Run in the Dark aims to connect runners, both physically and virtually, in a global movement to light up the night to help cure paralysis in our lifetime. Runners wear flashing arm bands to light up their surroundings, Tamlyn was fortunate to be running alongside the beautiful landmarks of Cardiff Bay.
The event was founded by Mark Pollock. In 1998, Mark, a 22-year-old business and economics student and an international rower, lost his sight.
Undeterred by blindness, Mark went on to win silver and bronze medals for rowing at the Commonwealth Games in 2002. Mark took part in numerous endurance races, including running six marathons in seven days in the Gobi desert, and became the first blind person to race to the South Pole in 2009.
In 2010, Mark suffered a catastrophic spinal cord injury, leaving him paralysed. This was the catalyst for Mark to embark on a new mission – to bring people together to cure paralysis in our lifetime. Mark founded ‘Run in the Dark’ in 2011 to bring scientists and technologists together to propel ground-breaking neuro-modulation studies and pioneer the future of exoskeleton rehabilitation.
The Serious Injuries Team, who specialise in catastrophic personal injury claims with particular expertise in spinal cord and brain injuries, are passionate about ensuring that their clients access specialist rehabilitation as early as possible in order to achieve the best recovery.

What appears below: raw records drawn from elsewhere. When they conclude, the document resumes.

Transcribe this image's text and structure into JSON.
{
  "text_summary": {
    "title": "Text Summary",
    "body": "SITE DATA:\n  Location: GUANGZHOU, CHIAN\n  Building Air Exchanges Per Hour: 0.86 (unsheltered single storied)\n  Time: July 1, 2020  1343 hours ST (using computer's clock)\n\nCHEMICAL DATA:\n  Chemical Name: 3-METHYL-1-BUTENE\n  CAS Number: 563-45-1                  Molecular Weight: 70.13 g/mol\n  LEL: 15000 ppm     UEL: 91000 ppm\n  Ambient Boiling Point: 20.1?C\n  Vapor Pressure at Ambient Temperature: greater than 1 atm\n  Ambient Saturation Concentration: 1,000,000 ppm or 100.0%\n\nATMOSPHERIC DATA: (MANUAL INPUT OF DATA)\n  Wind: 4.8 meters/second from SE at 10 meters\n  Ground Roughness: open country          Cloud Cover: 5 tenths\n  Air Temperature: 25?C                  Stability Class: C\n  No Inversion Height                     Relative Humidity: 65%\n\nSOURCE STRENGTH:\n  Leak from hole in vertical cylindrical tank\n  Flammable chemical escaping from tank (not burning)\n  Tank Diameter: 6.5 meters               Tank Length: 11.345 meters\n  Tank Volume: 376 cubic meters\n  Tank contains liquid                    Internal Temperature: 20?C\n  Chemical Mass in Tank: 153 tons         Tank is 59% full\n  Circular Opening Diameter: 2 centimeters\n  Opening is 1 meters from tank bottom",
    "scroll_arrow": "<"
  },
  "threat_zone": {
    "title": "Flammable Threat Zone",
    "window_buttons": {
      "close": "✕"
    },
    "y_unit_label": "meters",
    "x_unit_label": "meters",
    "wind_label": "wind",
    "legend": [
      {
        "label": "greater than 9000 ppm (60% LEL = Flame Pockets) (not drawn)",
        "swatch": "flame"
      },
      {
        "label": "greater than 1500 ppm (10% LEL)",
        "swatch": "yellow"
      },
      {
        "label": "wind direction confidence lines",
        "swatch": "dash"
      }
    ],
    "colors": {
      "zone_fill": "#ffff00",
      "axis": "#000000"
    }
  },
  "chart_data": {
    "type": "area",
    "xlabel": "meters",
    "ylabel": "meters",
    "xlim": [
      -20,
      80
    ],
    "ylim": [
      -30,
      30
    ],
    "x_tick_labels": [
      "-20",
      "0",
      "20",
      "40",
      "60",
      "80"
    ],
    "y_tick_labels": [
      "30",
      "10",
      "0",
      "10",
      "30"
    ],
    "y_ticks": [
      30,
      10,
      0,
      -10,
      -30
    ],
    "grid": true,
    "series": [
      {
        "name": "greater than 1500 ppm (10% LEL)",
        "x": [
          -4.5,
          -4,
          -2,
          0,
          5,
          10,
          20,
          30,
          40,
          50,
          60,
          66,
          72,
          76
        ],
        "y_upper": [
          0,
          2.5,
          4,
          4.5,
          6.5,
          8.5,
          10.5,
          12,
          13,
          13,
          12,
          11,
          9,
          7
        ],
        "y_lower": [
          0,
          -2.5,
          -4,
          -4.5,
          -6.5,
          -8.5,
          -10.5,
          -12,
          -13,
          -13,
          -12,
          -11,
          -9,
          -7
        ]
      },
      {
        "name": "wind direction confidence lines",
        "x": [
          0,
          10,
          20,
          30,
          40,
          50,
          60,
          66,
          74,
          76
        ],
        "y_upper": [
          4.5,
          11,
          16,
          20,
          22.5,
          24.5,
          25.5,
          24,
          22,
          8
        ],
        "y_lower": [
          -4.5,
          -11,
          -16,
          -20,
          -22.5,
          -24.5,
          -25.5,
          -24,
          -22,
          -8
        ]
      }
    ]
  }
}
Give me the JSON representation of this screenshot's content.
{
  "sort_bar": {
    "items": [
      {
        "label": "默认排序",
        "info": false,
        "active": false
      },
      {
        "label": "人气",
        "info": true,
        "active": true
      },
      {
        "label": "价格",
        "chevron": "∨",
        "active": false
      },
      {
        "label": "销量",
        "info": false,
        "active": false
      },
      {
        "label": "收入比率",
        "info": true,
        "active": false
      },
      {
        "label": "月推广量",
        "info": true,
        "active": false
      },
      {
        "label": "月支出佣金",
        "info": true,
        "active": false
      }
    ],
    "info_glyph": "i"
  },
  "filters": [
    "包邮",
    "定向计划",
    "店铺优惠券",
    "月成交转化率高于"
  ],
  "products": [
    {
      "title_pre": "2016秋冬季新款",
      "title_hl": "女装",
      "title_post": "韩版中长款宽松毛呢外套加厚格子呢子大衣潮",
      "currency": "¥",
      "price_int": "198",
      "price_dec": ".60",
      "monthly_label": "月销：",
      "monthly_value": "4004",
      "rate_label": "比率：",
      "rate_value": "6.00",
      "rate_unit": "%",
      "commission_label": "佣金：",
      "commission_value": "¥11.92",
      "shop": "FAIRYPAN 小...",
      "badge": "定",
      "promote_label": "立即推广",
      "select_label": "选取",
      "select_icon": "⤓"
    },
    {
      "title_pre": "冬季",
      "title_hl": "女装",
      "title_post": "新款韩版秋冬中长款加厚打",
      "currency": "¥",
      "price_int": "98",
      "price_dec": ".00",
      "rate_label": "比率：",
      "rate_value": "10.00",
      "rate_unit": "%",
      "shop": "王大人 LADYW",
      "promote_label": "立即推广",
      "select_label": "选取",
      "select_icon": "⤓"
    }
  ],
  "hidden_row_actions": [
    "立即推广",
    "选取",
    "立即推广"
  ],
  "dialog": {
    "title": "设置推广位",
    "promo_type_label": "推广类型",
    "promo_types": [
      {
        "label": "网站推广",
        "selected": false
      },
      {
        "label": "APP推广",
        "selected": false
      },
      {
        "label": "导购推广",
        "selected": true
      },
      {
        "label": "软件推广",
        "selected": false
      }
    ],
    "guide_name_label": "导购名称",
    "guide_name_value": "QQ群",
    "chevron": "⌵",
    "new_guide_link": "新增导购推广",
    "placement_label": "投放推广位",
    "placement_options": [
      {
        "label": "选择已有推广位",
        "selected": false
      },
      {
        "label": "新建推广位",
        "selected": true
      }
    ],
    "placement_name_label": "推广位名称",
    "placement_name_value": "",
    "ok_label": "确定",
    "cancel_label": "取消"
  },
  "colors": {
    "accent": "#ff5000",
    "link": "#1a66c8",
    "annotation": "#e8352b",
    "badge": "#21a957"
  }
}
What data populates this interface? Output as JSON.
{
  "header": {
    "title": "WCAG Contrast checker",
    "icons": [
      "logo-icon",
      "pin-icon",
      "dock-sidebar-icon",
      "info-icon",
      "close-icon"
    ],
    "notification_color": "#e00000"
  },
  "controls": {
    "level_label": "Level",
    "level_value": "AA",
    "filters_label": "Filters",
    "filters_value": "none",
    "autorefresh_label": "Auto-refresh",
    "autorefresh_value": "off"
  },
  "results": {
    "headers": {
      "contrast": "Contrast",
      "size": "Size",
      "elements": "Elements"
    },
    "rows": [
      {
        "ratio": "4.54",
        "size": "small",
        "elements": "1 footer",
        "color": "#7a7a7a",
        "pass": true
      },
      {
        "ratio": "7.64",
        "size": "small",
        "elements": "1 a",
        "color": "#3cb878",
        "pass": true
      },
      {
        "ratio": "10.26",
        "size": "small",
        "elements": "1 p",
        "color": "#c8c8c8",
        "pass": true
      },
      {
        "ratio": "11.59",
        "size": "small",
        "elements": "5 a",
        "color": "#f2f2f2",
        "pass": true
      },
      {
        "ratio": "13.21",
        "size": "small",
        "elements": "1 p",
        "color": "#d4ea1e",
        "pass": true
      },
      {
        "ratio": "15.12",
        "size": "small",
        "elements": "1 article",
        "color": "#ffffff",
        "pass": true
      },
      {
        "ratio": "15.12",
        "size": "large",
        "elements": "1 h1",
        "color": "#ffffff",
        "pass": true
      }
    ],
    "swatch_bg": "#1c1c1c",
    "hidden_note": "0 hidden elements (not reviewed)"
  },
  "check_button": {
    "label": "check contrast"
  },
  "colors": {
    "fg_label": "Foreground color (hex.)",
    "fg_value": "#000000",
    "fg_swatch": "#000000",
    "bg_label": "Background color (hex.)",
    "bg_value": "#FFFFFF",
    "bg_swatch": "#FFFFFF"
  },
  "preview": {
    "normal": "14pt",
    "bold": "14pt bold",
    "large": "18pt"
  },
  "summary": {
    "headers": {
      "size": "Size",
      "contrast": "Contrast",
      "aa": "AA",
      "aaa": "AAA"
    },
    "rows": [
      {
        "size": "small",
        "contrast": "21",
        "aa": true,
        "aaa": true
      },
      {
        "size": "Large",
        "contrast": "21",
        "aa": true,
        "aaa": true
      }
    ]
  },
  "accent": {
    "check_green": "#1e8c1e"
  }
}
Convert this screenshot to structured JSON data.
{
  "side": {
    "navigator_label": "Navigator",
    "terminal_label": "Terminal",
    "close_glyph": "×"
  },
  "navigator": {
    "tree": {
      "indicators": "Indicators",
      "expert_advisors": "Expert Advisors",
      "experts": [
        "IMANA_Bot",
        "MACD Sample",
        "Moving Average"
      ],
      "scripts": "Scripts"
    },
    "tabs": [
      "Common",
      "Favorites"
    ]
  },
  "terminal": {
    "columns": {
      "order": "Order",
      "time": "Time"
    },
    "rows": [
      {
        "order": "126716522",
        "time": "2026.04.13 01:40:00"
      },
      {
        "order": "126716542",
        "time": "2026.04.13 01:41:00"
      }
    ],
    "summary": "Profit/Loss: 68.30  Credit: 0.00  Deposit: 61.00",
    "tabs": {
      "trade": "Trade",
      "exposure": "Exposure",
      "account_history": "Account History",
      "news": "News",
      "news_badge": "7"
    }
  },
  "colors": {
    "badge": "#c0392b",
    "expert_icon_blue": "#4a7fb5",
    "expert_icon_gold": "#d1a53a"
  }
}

Hugh James held its fifth annual Trauma Conference at its headquarters in Cardiff earlier this week which focused on navigating an unexpected trauma and how to help others following major trauma. Over 120 people attended to hear more about adapting to life after serious injury and what support is available to those who may need it.